Tsukiji Market, Ningyocho, depachika, and Kappabashi are four of my favorite places in Tokyo to explore the food culture of Japan. I have the honor of conducting tours with Elizabeth Andoh’s Taste of Culture this November.
The tour includes a copy of my book, Food Sake Tokyo, part of The Terroir Guides published by The Little Bookroom.
Elizabeth will have a Tohoku-Style Osechi tasting program on December 1. I will participate with a discussion and tasting of Tohoku sake.
Please see the Taste of Culture website for more details.
What better way to beat the heat in Tokyo than with shochu on the rocks. Or how about a popsicle? Better yet, combine the two! A friend recently posted on facebook a cocktail that he had out at a local izakaya. This blue popsicle is called Garigari-kun. He was very popular in the 80’s and is making a come back now. It’s sweet, like syrup.
The cocktail itself is quite easy. Shochu on the rocks in a large beer mug. The regular shochu cups are too small to hold the popsicle. Add a Garigari-kun (or your favorite popsicle) and let it melt a bit.
Once it starts melting I used the popsicle stick to break up the popsicle stick. It turned out to be a nice slushee. Actually one popsicle didn’t add enough flavor to the drink so I added a second one. Kome (rice) shochu or a kokuto (brown sugar) shochu is ideal for this drink.
I hope this inspires you to make your own cocktails at home!
There has been an explosion of fruity, low-alcohol drinks on the market. Chuhai drinks or cocktails at about 3% alcohol. This is popular especially with young Japanese in their 20’s. The packaging is colorful and often includes pictures of fruit. The three big companies, Suntory, Asahi, and Kirin, are all active in this category.
Back L to R: Asahi Cocktail Partners Cassis Orange, Asahi Grapefruits Slat, Asahi Chuhai Kajitsu no Shunkan Pione (grape)
Front L to R: Suntory Yorohoi Hiyashi Anzu, Suntory Aki (fall) Ringo (apple) Chuhai, Suntory Yorohoi Umeshu Soda

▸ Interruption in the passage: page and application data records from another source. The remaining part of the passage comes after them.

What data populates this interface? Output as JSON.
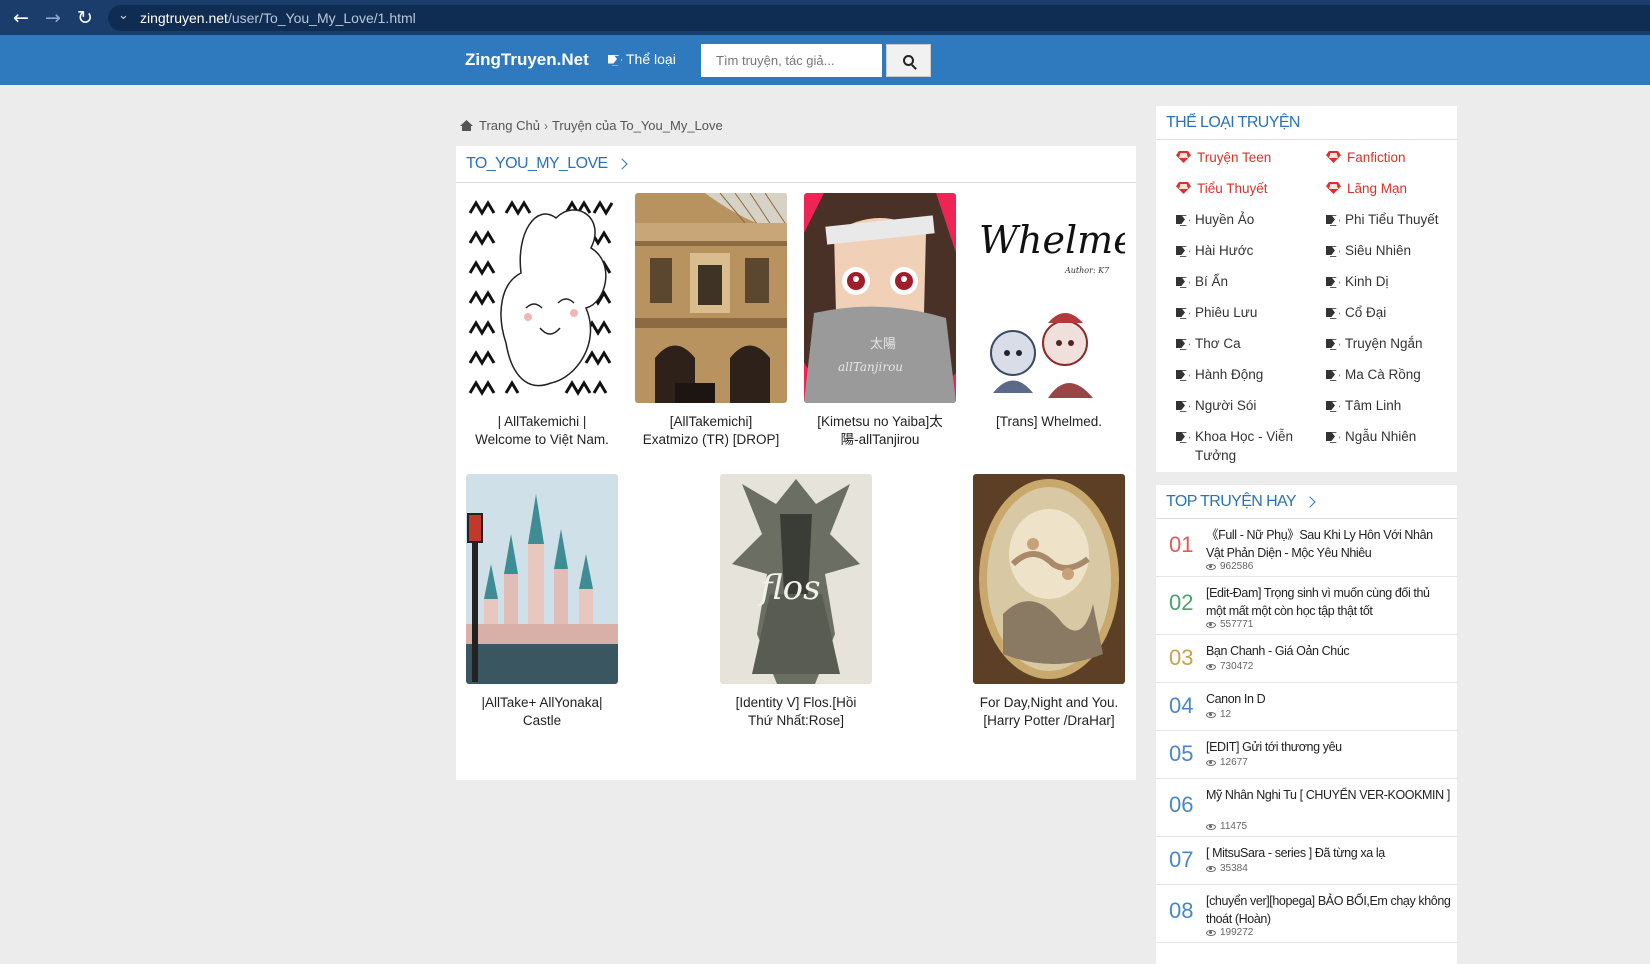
{
  "browser": {
    "url_host": "zingtruyen.net",
    "url_path": "/user/To_You_My_Love/1.html"
  },
  "header": {
    "brand": "ZingTruyen.Net",
    "genre_label": "Thể loại",
    "search_placeholder": "Tìm truyện, tác giả..."
  },
  "breadcrumb": {
    "home": "Trang Chủ",
    "current": "Truyện của To_You_My_Love"
  },
  "main": {
    "section_title": "TO_YOU_MY_LOVE",
    "stories": [
      {
        "title": "| AllTakemichi | Welcome to Việt Nam."
      },
      {
        "title": "[AllTakemichi] Exatmizo (TR) [DROP]"
      },
      {
        "title": "[Kimetsu no Yaiba]太陽-allTanjirou"
      },
      {
        "title": "[Trans] Whelmed."
      },
      {
        "title": "|AllTake+ AllYonaka| Castle"
      },
      {
        "title": "[Identity V] Flos.[Hồi Thứ Nhất:Rose]"
      },
      {
        "title": "For Day,Night and You.[Harry Potter /DraHar]"
      }
    ],
    "cover_texts": {
      "whelmed_title": "Whelmed",
      "whelmed_author": "Author: K7",
      "kimetsu_sun": "太陽",
      "kimetsu_name": "allTanjirou",
      "flos": "flos"
    }
  },
  "sidebar": {
    "genres_title": "THỂ LOẠI TRUYỆN",
    "genres": [
      {
        "label": "Truyện Teen",
        "hot": true
      },
      {
        "label": "Fanfiction",
        "hot": true
      },
      {
        "label": "Tiểu Thuyết",
        "hot": true
      },
      {
        "label": "Lãng Mạn",
        "hot": true
      },
      {
        "label": "Huyền Ảo",
        "hot": false
      },
      {
        "label": "Phi Tiểu Thuyết",
        "hot": false
      },
      {
        "label": "Hài Hước",
        "hot": false
      },
      {
        "label": "Siêu Nhiên",
        "hot": false
      },
      {
        "label": "Bí Ẩn",
        "hot": false
      },
      {
        "label": "Kinh Dị",
        "hot": false
      },
      {
        "label": "Phiêu Lưu",
        "hot": false
      },
      {
        "label": "Cổ Đại",
        "hot": false
      },
      {
        "label": "Thơ Ca",
        "hot": false
      },
      {
        "label": "Truyện Ngắn",
        "hot": false
      },
      {
        "label": "Hành Động",
        "hot": false
      },
      {
        "label": "Ma Cà Rồng",
        "hot": false
      },
      {
        "label": "Người Sói",
        "hot": false
      },
      {
        "label": "Tâm Linh",
        "hot": false
      },
      {
        "label": "Khoa Học - Viễn Tưởng",
        "hot": false
      },
      {
        "label": "Ngẫu Nhiên",
        "hot": false
      }
    ],
    "top_title": "TOP TRUYỆN HAY",
    "top": [
      {
        "rank": "01",
        "name": "《Full - Nữ Phụ》Sau Khi Ly Hôn Với Nhân Vật Phản Diện - Mộc Yêu Nhiêu",
        "views": "962586",
        "color": "#e05a5a"
      },
      {
        "rank": "02",
        "name": "[Edit-Đam] Trọng sinh vì muốn cùng đối thủ một mất một còn học tập thật tốt",
        "views": "557771",
        "color": "#4aa36b"
      },
      {
        "rank": "03",
        "name": "Bạn Chanh - Giá Oản Chúc",
        "views": "730472",
        "color": "#c9a24a"
      },
      {
        "rank": "04",
        "name": "Canon In D",
        "views": "12",
        "color": "#4a86c9"
      },
      {
        "rank": "05",
        "name": "[EDIT] Gửi tới thương yêu",
        "views": "12677",
        "color": "#4a86c9"
      },
      {
        "rank": "06",
        "name": "Mỹ Nhân Nghi Tu [ CHUYỂN VER-KOOKMIN ]",
        "views": "11475",
        "color": "#4a86c9"
      },
      {
        "rank": "07",
        "name": "[ MitsuSara - series ] Đã từng xa lạ",
        "views": "35384",
        "color": "#4a86c9"
      },
      {
        "rank": "08",
        "name": "[chuyển ver][hopega] BẢO BỐI,Em chạy không thoát (Hoàn)",
        "views": "199272",
        "color": "#4a86c9"
      }
    ]
  }
}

The Suntory Chuhai line-up includes this Hiyashi Anzu Horoyoi which is one of my favorite packages with the fireworks that fill the Japanese summer skies at night.
These are 晩酌 banshaku, or evening drinks. For people in their 20’s banshaku is usually at 10 p.m. – surfing the internet or checking e-mail. For people in their 40’s it’s usually a drink with dinner.
The drinks are sweet, like drinking a fruity soda, complete with the bubbles. As for me, I enjoyed these as an aperitif on the hot days in a glass filled with ice. But one is just right. From there I prefer to go to shochu. But I know a lot of people who can not have a lot of alcohol and for that market this is perfect.
Donburi are great one bowl meals. A large bowl of hot rice with toppings. We often eat these at home when we are in a hurry. Or, if Shinji is making the meal, he often resorts to donburi. They are easy to assemble and only one dish needs to be washed.
The Asashi Shimbun reported today results from an online survey taken in August. From 1842 surveyed, results for the most popular donburi are as follows:
1. Katsudon (tonkatsu)
2. Unadon (unagi)
3. Kaisendon (seasonal seafood sashimi) *what Shinji usually makes for us
4. Tendon (tempura)
5. Oyakodon (chicken and egg)
6. Gyudon (thinly sliced beef)
7. Chukadon (Chinese style, usually of meat and vegetables)
8. Tekkadon (tuna sashimi) *also popular in our home
9. Unidon (uni)
10. Ikuradon (salmon roe)
Looking over the list there are no surprises. Many of these are hearty dishes. Some chain restaurants specialize in some of these dishes. Tenya for tempura donburi or some of the gyudon chain restaurants like Sukiya. Specialty restaurants like Tamahide in Ningyocho have long lines for the signature oyakodon. If you are craving donburi after reading this, your best bet may be Tsukiji Market where several restaurants in the outer market will have the kaisendon, tekkadon, unidon, ikuradon, and more.